• _WHAT TO DO_
Search the records for "icon". Copy every line where it appears.

• _RECORDED DATA_
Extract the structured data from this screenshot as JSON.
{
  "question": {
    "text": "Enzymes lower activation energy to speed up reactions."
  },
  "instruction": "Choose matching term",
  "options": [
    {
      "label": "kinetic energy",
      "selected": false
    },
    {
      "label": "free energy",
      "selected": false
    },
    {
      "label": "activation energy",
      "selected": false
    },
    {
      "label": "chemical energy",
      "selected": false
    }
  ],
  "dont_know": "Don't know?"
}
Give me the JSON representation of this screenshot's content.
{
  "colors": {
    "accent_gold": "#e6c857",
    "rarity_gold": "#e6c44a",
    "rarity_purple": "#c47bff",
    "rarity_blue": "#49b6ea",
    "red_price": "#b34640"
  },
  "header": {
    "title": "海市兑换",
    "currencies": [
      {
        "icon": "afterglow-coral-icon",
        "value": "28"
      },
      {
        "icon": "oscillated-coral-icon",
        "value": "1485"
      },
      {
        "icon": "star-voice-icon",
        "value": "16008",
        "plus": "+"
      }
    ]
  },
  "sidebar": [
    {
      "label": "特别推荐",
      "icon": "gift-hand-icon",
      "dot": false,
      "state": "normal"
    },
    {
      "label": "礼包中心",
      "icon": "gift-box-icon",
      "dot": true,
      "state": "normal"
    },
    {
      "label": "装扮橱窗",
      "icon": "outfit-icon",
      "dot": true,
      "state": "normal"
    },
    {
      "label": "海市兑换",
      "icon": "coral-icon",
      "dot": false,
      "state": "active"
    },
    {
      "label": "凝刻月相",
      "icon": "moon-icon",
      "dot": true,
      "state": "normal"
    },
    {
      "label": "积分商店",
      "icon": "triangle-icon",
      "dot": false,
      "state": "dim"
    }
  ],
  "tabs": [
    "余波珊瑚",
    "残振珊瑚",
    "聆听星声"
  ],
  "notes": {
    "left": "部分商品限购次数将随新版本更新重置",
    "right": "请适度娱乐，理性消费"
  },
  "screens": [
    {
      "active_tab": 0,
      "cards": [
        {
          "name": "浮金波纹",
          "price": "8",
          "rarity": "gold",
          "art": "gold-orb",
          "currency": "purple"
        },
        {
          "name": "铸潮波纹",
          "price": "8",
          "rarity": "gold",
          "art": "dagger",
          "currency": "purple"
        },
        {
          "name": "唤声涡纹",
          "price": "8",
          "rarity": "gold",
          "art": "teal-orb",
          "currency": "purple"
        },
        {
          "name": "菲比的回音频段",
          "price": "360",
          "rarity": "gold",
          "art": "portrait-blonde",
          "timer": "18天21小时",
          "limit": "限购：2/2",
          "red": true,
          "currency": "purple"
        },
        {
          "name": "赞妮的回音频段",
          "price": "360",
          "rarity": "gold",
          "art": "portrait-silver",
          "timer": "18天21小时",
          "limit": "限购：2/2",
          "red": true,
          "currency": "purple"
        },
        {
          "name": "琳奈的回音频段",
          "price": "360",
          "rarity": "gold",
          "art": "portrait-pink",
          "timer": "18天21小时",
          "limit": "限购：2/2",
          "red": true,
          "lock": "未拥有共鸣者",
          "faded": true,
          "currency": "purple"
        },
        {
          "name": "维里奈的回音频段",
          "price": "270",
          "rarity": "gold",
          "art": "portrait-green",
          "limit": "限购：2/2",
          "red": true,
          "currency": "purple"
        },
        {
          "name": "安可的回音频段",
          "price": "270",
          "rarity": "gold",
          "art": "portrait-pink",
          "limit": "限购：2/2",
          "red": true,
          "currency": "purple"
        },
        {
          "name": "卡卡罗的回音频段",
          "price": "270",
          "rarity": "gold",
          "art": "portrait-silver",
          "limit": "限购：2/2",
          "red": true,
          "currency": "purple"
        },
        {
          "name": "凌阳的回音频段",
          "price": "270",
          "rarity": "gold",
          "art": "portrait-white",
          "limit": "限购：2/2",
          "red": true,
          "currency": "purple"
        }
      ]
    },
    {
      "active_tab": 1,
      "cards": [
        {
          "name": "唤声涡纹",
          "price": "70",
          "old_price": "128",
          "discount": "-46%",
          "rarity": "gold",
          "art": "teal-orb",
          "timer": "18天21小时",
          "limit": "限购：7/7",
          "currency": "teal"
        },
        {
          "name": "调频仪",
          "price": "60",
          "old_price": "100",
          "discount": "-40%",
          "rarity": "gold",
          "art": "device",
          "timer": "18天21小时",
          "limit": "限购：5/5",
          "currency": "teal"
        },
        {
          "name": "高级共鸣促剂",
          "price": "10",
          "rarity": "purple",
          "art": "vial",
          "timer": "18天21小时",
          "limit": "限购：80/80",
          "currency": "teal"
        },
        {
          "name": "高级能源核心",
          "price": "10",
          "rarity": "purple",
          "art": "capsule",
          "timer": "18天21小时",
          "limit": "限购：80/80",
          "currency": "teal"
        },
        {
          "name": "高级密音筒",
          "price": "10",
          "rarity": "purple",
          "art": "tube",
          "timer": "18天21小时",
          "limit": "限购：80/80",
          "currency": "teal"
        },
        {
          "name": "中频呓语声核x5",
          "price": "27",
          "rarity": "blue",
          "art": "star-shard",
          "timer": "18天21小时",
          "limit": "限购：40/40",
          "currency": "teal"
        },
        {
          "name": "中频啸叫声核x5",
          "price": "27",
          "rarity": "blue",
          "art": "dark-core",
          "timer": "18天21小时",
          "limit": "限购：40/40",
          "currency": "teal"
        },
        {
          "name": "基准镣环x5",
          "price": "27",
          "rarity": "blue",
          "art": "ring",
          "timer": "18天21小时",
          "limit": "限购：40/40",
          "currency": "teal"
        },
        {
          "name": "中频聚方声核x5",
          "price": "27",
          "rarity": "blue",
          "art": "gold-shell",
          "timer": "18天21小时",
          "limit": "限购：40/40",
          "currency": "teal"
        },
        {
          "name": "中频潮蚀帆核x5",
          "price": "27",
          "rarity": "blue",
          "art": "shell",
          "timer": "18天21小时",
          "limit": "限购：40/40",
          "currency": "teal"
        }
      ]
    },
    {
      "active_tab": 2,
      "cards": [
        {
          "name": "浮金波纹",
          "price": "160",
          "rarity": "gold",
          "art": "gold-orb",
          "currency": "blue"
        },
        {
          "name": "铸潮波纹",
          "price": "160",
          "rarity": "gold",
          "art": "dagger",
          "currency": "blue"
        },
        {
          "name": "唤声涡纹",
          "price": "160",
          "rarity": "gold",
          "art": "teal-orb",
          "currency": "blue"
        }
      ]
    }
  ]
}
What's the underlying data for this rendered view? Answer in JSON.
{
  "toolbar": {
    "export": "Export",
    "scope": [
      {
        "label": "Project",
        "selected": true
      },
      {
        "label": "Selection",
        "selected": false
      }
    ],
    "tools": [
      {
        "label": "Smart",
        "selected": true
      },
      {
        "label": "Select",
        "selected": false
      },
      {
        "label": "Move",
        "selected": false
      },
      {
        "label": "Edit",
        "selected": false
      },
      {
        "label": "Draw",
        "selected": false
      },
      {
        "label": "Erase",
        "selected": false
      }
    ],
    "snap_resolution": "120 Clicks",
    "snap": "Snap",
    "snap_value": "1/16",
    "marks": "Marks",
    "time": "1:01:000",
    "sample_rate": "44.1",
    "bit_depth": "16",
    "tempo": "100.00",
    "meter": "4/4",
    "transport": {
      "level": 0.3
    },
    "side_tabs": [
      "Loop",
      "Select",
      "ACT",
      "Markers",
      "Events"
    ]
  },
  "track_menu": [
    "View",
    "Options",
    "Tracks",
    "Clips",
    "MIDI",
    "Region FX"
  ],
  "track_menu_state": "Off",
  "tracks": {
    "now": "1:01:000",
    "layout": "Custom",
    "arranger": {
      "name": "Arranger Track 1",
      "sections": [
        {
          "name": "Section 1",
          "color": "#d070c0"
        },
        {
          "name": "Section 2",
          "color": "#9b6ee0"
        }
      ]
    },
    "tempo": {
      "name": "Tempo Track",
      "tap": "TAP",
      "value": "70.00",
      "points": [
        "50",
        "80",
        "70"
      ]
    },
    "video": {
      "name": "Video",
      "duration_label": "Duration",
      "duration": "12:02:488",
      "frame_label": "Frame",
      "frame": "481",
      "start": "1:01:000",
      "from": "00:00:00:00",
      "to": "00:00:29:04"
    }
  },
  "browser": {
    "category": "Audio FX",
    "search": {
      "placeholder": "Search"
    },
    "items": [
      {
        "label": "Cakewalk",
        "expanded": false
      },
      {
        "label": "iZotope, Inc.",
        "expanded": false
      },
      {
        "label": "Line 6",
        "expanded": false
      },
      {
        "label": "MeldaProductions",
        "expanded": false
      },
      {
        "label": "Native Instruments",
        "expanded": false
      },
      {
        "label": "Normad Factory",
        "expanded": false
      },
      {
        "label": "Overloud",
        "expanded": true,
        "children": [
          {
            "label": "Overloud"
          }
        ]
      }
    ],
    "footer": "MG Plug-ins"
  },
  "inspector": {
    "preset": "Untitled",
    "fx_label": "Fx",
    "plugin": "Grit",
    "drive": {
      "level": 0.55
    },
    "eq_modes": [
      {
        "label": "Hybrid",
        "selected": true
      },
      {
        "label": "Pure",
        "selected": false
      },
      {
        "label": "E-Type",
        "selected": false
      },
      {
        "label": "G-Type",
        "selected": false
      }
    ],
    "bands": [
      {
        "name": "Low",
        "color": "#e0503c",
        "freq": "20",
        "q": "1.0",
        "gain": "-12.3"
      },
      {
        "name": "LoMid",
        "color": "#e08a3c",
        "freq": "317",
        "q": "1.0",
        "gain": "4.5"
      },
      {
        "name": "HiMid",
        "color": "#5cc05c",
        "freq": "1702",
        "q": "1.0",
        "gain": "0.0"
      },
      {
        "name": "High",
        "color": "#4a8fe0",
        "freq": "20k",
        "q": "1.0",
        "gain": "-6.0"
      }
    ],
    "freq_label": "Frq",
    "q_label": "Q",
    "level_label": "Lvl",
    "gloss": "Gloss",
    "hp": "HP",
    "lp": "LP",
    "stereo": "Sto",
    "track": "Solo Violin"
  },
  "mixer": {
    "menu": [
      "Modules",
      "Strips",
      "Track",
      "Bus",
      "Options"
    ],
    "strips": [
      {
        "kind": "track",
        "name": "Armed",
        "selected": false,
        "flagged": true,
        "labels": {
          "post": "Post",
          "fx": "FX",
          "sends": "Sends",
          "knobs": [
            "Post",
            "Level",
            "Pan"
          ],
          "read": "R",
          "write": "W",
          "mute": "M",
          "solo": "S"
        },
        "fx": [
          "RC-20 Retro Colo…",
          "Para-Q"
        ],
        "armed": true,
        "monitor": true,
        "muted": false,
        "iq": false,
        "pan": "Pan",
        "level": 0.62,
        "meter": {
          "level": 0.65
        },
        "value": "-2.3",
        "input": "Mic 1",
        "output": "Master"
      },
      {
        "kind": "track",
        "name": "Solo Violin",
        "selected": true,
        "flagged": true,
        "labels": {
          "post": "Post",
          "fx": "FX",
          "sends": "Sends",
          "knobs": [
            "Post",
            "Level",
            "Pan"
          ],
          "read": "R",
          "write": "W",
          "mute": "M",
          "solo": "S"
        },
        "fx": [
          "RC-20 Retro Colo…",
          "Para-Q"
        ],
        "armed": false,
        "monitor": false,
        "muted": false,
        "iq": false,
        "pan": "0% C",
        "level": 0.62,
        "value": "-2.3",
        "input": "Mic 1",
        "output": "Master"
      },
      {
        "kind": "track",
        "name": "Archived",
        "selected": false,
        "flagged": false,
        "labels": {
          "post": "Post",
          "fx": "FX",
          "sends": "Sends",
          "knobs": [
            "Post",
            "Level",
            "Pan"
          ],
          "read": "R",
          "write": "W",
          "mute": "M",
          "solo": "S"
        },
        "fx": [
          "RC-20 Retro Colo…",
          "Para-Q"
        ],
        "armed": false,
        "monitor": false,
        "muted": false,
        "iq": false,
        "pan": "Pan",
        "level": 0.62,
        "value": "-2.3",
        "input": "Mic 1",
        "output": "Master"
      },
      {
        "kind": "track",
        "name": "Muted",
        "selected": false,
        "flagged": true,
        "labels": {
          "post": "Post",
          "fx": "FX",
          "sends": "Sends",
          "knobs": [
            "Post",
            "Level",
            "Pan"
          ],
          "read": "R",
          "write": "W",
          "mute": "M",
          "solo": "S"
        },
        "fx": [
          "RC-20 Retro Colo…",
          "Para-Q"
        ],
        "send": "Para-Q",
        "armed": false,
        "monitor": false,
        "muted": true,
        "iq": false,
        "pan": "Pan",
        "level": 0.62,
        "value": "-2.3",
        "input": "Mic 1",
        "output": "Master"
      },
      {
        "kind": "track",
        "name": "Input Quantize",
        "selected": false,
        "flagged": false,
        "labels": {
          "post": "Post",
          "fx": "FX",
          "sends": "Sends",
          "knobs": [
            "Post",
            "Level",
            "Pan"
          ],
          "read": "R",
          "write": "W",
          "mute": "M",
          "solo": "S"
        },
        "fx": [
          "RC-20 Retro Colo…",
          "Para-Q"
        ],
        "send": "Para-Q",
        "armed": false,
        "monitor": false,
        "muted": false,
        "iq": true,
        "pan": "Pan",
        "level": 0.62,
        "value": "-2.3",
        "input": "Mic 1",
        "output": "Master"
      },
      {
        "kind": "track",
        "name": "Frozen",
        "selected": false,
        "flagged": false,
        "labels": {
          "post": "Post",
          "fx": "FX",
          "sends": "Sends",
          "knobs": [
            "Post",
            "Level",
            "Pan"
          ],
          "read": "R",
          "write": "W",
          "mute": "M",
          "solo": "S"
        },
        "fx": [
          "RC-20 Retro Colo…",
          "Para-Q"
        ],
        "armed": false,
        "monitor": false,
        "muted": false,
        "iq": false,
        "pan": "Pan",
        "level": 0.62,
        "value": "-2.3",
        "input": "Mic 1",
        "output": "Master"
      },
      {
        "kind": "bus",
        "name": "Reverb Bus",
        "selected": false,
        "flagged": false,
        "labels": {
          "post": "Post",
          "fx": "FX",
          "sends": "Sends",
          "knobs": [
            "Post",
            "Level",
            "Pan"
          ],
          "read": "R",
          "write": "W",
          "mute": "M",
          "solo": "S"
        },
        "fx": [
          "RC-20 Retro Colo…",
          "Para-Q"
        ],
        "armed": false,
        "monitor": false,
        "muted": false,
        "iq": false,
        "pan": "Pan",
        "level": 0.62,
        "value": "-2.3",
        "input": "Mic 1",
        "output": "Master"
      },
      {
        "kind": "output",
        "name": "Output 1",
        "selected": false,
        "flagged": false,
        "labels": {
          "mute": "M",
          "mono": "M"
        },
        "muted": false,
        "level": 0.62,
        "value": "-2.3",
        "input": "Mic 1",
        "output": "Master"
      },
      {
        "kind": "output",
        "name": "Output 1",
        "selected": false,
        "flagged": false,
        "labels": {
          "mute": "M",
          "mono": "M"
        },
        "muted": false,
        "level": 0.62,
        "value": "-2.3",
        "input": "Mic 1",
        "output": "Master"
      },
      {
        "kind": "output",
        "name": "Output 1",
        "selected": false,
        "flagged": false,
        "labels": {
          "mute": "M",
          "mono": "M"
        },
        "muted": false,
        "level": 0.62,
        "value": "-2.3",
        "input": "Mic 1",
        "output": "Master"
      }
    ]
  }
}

• _TASK ANSWER_
        "icon": "afterglow-coral-icon",
        "icon": "oscillated-coral-icon",
        "icon": "star-voice-icon",
      "icon": "gift-hand-icon",
      "icon": "gift-box-icon",
      "icon": "outfit-icon",
      "icon": "coral-icon",
      "icon": "moon-icon",
      "icon": "triangle-icon",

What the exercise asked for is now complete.